▶ DATA FOR PROCESSING:
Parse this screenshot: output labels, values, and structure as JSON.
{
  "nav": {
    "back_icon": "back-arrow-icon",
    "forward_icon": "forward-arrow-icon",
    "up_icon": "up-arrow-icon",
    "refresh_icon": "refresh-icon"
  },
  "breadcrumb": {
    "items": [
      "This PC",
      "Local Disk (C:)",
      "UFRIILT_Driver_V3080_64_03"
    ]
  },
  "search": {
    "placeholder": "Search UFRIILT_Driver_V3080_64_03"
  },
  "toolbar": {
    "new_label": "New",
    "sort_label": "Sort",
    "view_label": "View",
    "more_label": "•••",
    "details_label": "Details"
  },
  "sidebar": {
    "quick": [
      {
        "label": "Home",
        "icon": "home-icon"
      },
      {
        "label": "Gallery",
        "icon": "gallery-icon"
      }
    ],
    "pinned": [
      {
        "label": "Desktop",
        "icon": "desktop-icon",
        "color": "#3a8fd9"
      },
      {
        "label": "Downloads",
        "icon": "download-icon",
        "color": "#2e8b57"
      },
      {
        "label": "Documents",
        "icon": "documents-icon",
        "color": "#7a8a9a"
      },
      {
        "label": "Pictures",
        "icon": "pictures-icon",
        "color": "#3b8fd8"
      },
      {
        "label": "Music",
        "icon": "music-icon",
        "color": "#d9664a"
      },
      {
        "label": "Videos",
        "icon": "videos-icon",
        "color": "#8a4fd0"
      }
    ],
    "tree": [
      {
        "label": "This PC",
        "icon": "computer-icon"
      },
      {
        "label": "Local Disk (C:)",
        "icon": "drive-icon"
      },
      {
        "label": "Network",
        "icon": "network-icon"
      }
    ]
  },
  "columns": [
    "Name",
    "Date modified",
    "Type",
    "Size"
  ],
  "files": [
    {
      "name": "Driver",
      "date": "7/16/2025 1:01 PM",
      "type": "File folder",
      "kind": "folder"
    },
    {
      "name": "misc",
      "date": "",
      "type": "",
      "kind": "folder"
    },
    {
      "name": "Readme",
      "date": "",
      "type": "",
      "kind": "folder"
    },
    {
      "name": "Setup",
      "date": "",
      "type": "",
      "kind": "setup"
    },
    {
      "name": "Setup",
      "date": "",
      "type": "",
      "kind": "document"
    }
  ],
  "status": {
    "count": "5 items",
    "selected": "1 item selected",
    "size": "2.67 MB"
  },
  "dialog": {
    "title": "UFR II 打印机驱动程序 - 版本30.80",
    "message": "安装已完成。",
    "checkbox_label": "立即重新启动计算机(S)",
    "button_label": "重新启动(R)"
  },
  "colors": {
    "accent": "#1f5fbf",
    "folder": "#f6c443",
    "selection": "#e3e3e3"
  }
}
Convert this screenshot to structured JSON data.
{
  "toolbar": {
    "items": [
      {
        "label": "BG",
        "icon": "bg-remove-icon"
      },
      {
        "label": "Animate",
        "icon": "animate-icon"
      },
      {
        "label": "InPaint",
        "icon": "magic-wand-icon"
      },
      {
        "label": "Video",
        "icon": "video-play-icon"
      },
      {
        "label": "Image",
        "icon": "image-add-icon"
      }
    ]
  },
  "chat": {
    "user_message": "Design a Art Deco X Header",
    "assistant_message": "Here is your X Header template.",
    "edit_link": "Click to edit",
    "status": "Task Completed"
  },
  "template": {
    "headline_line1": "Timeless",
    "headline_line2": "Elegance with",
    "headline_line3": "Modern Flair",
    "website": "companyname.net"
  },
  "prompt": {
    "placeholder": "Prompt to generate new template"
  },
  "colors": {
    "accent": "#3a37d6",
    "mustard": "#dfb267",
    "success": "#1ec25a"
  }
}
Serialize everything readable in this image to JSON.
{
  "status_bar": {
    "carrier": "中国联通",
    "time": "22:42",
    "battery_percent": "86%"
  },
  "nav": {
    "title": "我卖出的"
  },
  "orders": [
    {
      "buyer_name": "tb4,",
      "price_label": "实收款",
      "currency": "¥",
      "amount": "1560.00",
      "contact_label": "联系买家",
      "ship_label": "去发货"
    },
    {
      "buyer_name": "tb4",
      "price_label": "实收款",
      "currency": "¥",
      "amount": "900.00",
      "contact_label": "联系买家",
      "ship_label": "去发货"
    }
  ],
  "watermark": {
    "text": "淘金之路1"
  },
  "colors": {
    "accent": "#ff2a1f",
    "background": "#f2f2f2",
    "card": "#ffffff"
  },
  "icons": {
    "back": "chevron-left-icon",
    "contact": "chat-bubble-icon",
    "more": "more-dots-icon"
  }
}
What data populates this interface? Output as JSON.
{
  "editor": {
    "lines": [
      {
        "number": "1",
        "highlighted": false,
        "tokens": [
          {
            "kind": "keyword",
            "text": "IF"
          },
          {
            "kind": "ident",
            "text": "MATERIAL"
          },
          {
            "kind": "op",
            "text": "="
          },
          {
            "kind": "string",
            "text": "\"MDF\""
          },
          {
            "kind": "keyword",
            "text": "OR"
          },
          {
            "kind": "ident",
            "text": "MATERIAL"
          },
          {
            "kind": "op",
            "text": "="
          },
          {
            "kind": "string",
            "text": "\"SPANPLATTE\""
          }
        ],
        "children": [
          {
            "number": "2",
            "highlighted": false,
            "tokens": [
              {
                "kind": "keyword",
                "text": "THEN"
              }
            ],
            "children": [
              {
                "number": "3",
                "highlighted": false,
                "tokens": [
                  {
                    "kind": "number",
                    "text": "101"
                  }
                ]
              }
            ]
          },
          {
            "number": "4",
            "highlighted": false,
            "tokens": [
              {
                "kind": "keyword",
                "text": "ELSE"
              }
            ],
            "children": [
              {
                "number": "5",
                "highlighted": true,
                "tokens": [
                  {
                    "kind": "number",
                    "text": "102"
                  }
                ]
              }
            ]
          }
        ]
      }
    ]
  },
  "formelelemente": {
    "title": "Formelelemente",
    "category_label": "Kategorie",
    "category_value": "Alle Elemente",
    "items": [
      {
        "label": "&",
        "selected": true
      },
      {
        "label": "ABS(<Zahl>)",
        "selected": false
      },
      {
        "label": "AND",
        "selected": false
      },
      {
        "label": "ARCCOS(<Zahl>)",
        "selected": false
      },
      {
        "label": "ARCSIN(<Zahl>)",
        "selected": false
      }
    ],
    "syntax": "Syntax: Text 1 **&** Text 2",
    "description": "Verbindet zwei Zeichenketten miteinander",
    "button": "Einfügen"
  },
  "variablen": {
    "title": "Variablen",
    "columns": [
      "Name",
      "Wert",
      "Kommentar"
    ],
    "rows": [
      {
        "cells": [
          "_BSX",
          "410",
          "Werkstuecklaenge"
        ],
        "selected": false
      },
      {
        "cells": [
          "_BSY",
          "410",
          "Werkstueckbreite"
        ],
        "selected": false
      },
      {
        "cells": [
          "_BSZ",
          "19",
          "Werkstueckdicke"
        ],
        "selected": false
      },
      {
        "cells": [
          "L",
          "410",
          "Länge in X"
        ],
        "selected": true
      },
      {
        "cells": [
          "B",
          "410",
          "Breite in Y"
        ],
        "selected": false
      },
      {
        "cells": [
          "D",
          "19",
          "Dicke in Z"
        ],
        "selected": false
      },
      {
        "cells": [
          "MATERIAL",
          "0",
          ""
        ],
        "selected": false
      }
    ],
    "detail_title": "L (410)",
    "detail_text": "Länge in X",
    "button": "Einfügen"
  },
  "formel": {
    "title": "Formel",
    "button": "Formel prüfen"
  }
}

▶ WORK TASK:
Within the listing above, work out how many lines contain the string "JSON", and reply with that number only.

▶ WRITTEN REPLY:
4